INDIANAPOLIS — A week of high-profile crimes came to an end Friday, as the city’s murder rate rises and now sits at an average of three per week.
There had been 65 murders in Indianapolis as of Friday. Last year on the same date, there had been 51 murders.
One that had yet to be classified a murder was the case of gas station clerk Harry Briggs. Briggs was shot in the head by a robber Wednesday and friends said he would likely be removed from life support this weekend.
Also dead in a shooting Thursday night was 31-year-old Joshua Tucker.
“He’s my best friend in the world. That guy would’ve done anything for anyone. I’ve known him since we were 13 years old,” friend Justin Burton said.
A neighbor, Albert Rogers, shot at Tucker’s dog several days ago, according to friends. After Tucker asked for an apology, Rogers allegedly showed up at Tucker’s home and shot him several times.
Police released Rogers Friday, saying there is an investigation underway into whether it was self-defense or murder.
“That guy came up to his door and then shot him. (He) shot him in the back and that’s self-defense and this guy’s walking free?” Burton said.
“That could’ve been my son there, you know, (it) could’ve been me today,” neighbor Olga Duncan said.
That thought by Duncan is one being echoed across the city.
Ten Point Coalition held a prayer breakfast and fundraiser Friday morning, saying it’s time to tackle the issue of guns as a way to solve conflict.
“What we’re seeing it, I would label it ‘casual violence,'” Ten Point board member Rev. Charles Ellis said.
Chief Rick Hite agreed, saying many of the murders can be tied to poor conflict resolution and fights that get out of control.
“It comes down to civility, talking about conflict resolution, how we mediate disputes in our community,” Hite said.
Between a grandmother and granddaughter who lost their lives last Friday, to a police chase Sunday that ended in a crash that killed an elderly man, to even a student who survived being shot outside Arsenal Tech High School, it was a violent week.
A memorial for Briggs grew outside the Phillips 66 where he was shot while he was just doing his job. Friends and family also gathered for a prayer service at Eskenazi Hospital in the evening.
All reminders that more people and community leaders need to step up to try and stop the trend from continuing into one of the worst years of violence Indianapolis has ever seen.

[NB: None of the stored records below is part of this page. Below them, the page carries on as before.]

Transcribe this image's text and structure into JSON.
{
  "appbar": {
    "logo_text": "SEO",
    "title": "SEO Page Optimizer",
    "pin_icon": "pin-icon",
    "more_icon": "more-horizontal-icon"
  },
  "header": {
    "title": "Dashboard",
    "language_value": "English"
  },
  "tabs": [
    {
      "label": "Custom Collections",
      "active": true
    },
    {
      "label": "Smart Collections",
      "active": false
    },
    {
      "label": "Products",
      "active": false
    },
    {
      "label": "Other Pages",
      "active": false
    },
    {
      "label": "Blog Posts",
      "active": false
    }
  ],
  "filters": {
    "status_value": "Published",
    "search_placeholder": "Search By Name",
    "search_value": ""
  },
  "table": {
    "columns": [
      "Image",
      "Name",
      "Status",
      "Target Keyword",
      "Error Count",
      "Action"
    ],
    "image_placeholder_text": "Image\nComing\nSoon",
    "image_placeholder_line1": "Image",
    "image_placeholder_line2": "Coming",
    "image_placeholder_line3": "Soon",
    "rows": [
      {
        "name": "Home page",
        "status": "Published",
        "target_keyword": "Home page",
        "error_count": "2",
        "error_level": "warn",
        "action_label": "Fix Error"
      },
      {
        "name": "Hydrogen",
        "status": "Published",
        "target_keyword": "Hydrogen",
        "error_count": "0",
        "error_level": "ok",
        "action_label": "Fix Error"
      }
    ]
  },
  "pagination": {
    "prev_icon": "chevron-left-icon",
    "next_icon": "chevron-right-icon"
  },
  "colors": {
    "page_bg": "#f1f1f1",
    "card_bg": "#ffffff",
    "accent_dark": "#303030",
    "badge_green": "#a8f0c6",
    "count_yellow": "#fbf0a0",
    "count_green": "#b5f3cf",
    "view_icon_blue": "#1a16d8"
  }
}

“There’s enough for everyone to do, for everyone to play a role and everyone may not want to walk the street, but there’s something you can do,” Ellis said.